Required action → Every word of every entry must be retyped exactly.

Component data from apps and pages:
........

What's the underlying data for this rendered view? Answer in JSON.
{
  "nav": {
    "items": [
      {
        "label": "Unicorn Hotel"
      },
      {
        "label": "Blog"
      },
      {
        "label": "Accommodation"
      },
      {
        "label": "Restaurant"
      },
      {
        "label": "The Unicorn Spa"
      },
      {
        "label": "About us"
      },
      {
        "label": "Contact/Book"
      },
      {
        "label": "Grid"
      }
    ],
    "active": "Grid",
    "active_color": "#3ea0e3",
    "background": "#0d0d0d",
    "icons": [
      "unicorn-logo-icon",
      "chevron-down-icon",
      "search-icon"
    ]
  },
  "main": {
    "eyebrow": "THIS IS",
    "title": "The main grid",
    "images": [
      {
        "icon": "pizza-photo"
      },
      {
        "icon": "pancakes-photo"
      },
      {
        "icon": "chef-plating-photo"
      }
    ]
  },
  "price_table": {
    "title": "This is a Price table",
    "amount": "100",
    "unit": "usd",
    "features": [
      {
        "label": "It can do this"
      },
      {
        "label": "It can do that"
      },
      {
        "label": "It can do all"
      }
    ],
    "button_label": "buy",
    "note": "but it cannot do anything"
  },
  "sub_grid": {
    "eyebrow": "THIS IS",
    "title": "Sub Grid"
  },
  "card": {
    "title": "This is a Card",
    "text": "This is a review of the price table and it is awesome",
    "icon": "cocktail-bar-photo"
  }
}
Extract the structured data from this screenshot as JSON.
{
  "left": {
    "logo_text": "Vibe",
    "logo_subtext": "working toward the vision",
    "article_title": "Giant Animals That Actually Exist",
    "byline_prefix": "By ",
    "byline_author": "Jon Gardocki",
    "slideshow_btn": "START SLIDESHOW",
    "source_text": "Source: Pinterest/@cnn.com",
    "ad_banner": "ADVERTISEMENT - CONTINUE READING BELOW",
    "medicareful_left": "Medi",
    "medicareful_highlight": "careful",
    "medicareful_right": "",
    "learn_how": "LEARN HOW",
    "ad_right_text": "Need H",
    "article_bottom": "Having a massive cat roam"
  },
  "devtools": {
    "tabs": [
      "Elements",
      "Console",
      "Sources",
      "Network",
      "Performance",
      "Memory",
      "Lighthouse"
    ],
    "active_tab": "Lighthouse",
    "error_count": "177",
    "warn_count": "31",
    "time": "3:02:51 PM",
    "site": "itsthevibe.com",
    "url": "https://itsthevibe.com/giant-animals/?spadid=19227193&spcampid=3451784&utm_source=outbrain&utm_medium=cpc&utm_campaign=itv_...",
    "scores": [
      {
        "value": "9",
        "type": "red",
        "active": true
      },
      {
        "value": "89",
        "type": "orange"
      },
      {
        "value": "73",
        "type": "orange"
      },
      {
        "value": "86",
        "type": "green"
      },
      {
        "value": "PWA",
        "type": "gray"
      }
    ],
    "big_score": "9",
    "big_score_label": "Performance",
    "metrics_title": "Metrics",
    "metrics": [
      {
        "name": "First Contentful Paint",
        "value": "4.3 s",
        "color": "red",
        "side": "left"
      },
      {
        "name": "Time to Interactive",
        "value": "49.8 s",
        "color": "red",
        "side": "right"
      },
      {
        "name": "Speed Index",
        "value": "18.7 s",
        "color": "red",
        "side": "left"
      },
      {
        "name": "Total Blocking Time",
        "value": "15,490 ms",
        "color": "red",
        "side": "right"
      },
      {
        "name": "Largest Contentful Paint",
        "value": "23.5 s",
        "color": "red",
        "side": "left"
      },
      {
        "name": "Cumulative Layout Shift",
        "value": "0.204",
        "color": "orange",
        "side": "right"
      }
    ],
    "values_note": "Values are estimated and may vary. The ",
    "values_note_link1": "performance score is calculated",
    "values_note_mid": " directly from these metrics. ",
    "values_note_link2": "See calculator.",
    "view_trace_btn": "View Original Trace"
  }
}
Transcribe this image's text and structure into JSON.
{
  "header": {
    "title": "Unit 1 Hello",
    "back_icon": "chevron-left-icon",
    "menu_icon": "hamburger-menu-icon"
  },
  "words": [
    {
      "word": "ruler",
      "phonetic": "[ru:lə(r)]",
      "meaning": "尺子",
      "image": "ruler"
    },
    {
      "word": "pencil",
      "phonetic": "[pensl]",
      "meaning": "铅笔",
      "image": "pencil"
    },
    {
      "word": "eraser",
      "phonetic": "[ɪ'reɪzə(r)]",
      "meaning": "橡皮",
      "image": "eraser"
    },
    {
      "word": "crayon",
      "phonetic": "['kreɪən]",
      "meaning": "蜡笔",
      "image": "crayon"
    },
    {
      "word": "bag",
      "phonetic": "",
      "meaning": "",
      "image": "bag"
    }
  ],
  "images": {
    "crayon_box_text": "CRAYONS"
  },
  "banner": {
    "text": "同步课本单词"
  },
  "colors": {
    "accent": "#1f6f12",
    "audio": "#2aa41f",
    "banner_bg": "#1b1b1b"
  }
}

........

Final answer →
What's the underlying data for this rendered view? Answer in JSON.
{
  "nav": {
    "items": [
      {
        "label": "Unicorn Hotel"
      },
      {
        "label": "Blog"
      },
      {
        "label": "Accommodation"
      },
      {
        "label": "Restaurant"
      },
      {
        "label": "The Unicorn Spa"
      },
      {
        "label": "About us"
      },
      {
        "label": "Contact/Book"
      },
      {
        "label": "Grid"
      }
    ],
    "active": "Grid",
    "active_color": "#3ea0e3",
    "background": "#0d0d0d",
    "icons": [
      "unicorn-logo-icon",
      "chevron-down-icon",
      "search-icon"
    ]
  },
  "main": {
    "eyebrow": "THIS IS",
    "title": "The main grid",
    "images": [
      {
        "icon": "pizza-photo"
      },
      {
        "icon": "pancakes-photo"
      },
      {
        "icon": "chef-plating-photo"
      }
    ]
  },
  "price_table": {
    "title": "This is a Price table",
    "amount": "100",
    "unit": "usd",
    "features": [
      {
        "label": "It can do this"
      },
      {
        "label": "It can do that"
      },
      {
        "label": "It can do all"
      }
    ],
    "button_label": "buy",
    "note": "but it cannot do anything"
  },
  "sub_grid": {
    "eyebrow": "THIS IS",
    "title": "Sub Grid"
  },
  "card": {
    "title": "This is a Card",
    "text": "This is a review of the price table and it is awesome",
    "icon": "cocktail-bar-photo"
  }
}
Extract the structured data from this screenshot as JSON.
{
  "left": {
    "logo_text": "Vibe",
    "logo_subtext": "working toward the vision",
    "article_title": "Giant Animals That Actually Exist",
    "byline_prefix": "By ",
    "byline_author": "Jon Gardocki",
    "slideshow_btn": "START SLIDESHOW",
    "source_text": "Source: Pinterest/@cnn.com",
    "ad_banner": "ADVERTISEMENT - CONTINUE READING BELOW",
    "medicareful_left": "Medi",
    "medicareful_highlight": "careful",
    "medicareful_right": "",
    "learn_how": "LEARN HOW",
    "ad_right_text": "Need H",
    "article_bottom": "Having a massive cat roam"
  },
  "devtools": {
    "tabs": [
      "Elements",
      "Console",
      "Sources",
      "Network",
      "Performance",
      "Memory",
      "Lighthouse"
    ],
    "active_tab": "Lighthouse",
    "error_count": "177",
    "warn_count": "31",
    "time": "3:02:51 PM",
    "site": "itsthevibe.com",
    "url": "https://itsthevibe.com/giant-animals/?spadid=19227193&spcampid=3451784&utm_source=outbrain&utm_medium=cpc&utm_campaign=itv_...",
    "scores": [
      {
        "value": "9",
        "type": "red",
        "active": true
      },
      {
        "value": "89",
        "type": "orange"
      },
      {
        "value": "73",
        "type": "orange"
      },
      {
        "value": "86",
        "type": "green"
      },
      {
        "value": "PWA",
        "type": "gray"
      }
    ],
    "big_score": "9",
    "big_score_label": "Performance",
    "metrics_title": "Metrics",
    "metrics": [
      {
        "name": "First Contentful Paint",
        "value": "4.3 s",
        "color": "red",
        "side": "left"
      },
      {
        "name": "Time to Interactive",
        "value": "49.8 s",
        "color": "red",
        "side": "right"
      },
      {
        "name": "Speed Index",
        "value": "18.7 s",
        "color": "red",
        "side": "left"
      },
      {
        "name": "Total Blocking Time",
        "value": "15,490 ms",
        "color": "red",
        "side": "right"
      },
      {
        "name": "Largest Contentful Paint",
        "value": "23.5 s",
        "color": "red",
        "side": "left"
      },
      {
        "name": "Cumulative Layout Shift",
        "value": "0.204",
        "color": "orange",
        "side": "right"
      }
    ],
    "values_note": "Values are estimated and may vary. The ",
    "values_note_link1": "performance score is calculated",
    "values_note_mid": " directly from these metrics. ",
    "values_note_link2": "See calculator.",
    "view_trace_btn": "View Original Trace"
  }
}
Transcribe this image's text and structure into JSON.
{
  "header": {
    "title": "Unit 1 Hello",
    "back_icon": "chevron-left-icon",
    "menu_icon": "hamburger-menu-icon"
  },
  "words": [
    {
      "word": "ruler",
      "phonetic": "[ru:lə(r)]",
      "meaning": "尺子",
      "image": "ruler"
    },
    {
      "word": "pencil",
      "phonetic": "[pensl]",
      "meaning": "铅笔",
      "image": "pencil"
    },
    {
      "word": "eraser",
      "phonetic": "[ɪ'reɪzə(r)]",
      "meaning": "橡皮",
      "image": "eraser"
    },
    {
      "word": "crayon",
      "phonetic": "['kreɪən]",
      "meaning": "蜡笔",
      "image": "crayon"
    },
    {
      "word": "bag",
      "phonetic": "",
      "meaning": "",
      "image": "bag"
    }
  ],
  "images": {
    "crayon_box_text": "CRAYONS"
  },
  "banner": {
    "text": "同步课本单词"
  },
  "colors": {
    "accent": "#1f6f12",
    "audio": "#2aa41f",
    "banner_bg": "#1b1b1b"
  }
}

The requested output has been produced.